[SUPPLIED DATA]
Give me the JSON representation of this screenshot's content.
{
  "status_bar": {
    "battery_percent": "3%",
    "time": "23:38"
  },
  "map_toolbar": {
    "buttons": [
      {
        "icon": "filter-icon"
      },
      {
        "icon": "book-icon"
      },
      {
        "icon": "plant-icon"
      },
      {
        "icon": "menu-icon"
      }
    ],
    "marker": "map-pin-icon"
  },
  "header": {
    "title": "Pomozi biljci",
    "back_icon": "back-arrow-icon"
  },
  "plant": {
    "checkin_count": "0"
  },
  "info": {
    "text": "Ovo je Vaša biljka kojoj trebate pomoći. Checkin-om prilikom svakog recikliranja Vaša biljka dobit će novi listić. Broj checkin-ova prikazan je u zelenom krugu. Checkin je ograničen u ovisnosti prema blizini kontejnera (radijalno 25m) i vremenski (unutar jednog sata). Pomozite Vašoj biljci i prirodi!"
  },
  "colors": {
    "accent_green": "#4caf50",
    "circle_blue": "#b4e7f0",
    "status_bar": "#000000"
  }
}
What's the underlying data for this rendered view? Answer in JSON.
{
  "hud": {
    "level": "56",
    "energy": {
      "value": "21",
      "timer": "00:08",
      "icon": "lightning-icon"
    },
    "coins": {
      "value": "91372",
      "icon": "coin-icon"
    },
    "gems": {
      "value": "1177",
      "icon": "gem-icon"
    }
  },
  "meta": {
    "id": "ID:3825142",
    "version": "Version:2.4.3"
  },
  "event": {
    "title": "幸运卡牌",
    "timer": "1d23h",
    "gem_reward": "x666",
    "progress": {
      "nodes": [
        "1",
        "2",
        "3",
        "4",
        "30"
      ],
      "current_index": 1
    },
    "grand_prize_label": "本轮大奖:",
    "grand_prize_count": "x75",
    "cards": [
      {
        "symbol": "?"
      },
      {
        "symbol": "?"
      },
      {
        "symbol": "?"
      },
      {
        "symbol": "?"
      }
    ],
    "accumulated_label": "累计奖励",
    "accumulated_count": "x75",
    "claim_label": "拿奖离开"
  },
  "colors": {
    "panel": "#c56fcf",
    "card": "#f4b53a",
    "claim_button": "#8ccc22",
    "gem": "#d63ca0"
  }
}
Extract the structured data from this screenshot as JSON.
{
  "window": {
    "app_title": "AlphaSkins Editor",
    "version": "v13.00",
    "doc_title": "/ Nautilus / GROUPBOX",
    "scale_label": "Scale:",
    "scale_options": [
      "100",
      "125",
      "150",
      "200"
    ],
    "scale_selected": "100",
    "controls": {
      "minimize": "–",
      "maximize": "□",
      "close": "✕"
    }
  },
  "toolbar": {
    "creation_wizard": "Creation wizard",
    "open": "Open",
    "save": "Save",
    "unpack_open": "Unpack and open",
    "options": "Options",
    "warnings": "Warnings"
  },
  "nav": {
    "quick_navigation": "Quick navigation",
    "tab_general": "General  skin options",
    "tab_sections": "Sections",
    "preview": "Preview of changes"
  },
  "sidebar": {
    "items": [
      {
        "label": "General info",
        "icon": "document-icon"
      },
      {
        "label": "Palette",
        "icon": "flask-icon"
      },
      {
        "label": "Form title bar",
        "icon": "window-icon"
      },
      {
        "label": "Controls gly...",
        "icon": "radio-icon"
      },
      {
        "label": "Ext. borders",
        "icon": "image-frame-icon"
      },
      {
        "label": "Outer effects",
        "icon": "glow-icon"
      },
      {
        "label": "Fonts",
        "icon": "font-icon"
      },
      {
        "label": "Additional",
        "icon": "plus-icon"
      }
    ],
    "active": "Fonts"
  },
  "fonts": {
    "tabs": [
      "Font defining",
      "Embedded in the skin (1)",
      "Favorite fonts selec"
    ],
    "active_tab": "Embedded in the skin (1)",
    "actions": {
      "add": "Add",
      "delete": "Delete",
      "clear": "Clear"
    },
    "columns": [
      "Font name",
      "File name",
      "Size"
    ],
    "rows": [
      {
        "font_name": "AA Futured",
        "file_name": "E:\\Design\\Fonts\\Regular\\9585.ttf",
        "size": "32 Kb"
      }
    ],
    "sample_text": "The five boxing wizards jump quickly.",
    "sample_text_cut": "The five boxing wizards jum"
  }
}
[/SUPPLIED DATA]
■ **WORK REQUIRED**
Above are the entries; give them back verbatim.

■ **RESULT**
Give me the JSON representation of this screenshot's content.
{
  "status_bar": {
    "battery_percent": "3%",
    "time": "23:38"
  },
  "map_toolbar": {
    "buttons": [
      {
        "icon": "filter-icon"
      },
      {
        "icon": "book-icon"
      },
      {
        "icon": "plant-icon"
      },
      {
        "icon": "menu-icon"
      }
    ],
    "marker": "map-pin-icon"
  },
  "header": {
    "title": "Pomozi biljci",
    "back_icon": "back-arrow-icon"
  },
  "plant": {
    "checkin_count": "0"
  },
  "info": {
    "text": "Ovo je Vaša biljka kojoj trebate pomoći. Checkin-om prilikom svakog recikliranja Vaša biljka dobit će novi listić. Broj checkin-ova prikazan je u zelenom krugu. Checkin je ograničen u ovisnosti prema blizini kontejnera (radijalno 25m) i vremenski (unutar jednog sata). Pomozite Vašoj biljci i prirodi!"
  },
  "colors": {
    "accent_green": "#4caf50",
    "circle_blue": "#b4e7f0",
    "status_bar": "#000000"
  }
}
What's the underlying data for this rendered view? Answer in JSON.
{
  "hud": {
    "level": "56",
    "energy": {
      "value": "21",
      "timer": "00:08",
      "icon": "lightning-icon"
    },
    "coins": {
      "value": "91372",
      "icon": "coin-icon"
    },
    "gems": {
      "value": "1177",
      "icon": "gem-icon"
    }
  },
  "meta": {
    "id": "ID:3825142",
    "version": "Version:2.4.3"
  },
  "event": {
    "title": "幸运卡牌",
    "timer": "1d23h",
    "gem_reward": "x666",
    "progress": {
      "nodes": [
        "1",
        "2",
        "3",
        "4",
        "30"
      ],
      "current_index": 1
    },
    "grand_prize_label": "本轮大奖:",
    "grand_prize_count": "x75",
    "cards": [
      {
        "symbol": "?"
      },
      {
        "symbol": "?"
      },
      {
        "symbol": "?"
      },
      {
        "symbol": "?"
      }
    ],
    "accumulated_label": "累计奖励",
    "accumulated_count": "x75",
    "claim_label": "拿奖离开"
  },
  "colors": {
    "panel": "#c56fcf",
    "card": "#f4b53a",
    "claim_button": "#8ccc22",
    "gem": "#d63ca0"
  }
}
Extract the structured data from this screenshot as JSON.
{
  "window": {
    "app_title": "AlphaSkins Editor",
    "version": "v13.00",
    "doc_title": "/ Nautilus / GROUPBOX",
    "scale_label": "Scale:",
    "scale_options": [
      "100",
      "125",
      "150",
      "200"
    ],
    "scale_selected": "100",
    "controls": {
      "minimize": "–",
      "maximize": "□",
      "close": "✕"
    }
  },
  "toolbar": {
    "creation_wizard": "Creation wizard",
    "open": "Open",
    "save": "Save",
    "unpack_open": "Unpack and open",
    "options": "Options",
    "warnings": "Warnings"
  },
  "nav": {
    "quick_navigation": "Quick navigation",
    "tab_general": "General  skin options",
    "tab_sections": "Sections",
    "preview": "Preview of changes"
  },
  "sidebar": {
    "items": [
      {
        "label": "General info",
        "icon": "document-icon"
      },
      {
        "label": "Palette",
        "icon": "flask-icon"
      },
      {
        "label": "Form title bar",
        "icon": "window-icon"
      },
      {
        "label": "Controls gly...",
        "icon": "radio-icon"
      },
      {
        "label": "Ext. borders",
        "icon": "image-frame-icon"
      },
      {
        "label": "Outer effects",
        "icon": "glow-icon"
      },
      {
        "label": "Fonts",
        "icon": "font-icon"
      },
      {
        "label": "Additional",
        "icon": "plus-icon"
      }
    ],
    "active": "Fonts"
  },
  "fonts": {
    "tabs": [
      "Font defining",
      "Embedded in the skin (1)",
      "Favorite fonts selec"
    ],
    "active_tab": "Embedded in the skin (1)",
    "actions": {
      "add": "Add",
      "delete": "Delete",
      "clear": "Clear"
    },
    "columns": [
      "Font name",
      "File name",
      "Size"
    ],
    "rows": [
      {
        "font_name": "AA Futured",
        "file_name": "E:\\Design\\Fonts\\Regular\\9585.ttf",
        "size": "32 Kb"
      }
    ],
    "sample_text": "The five boxing wizards jump quickly.",
    "sample_text_cut": "The five boxing wizards jum"
  }
}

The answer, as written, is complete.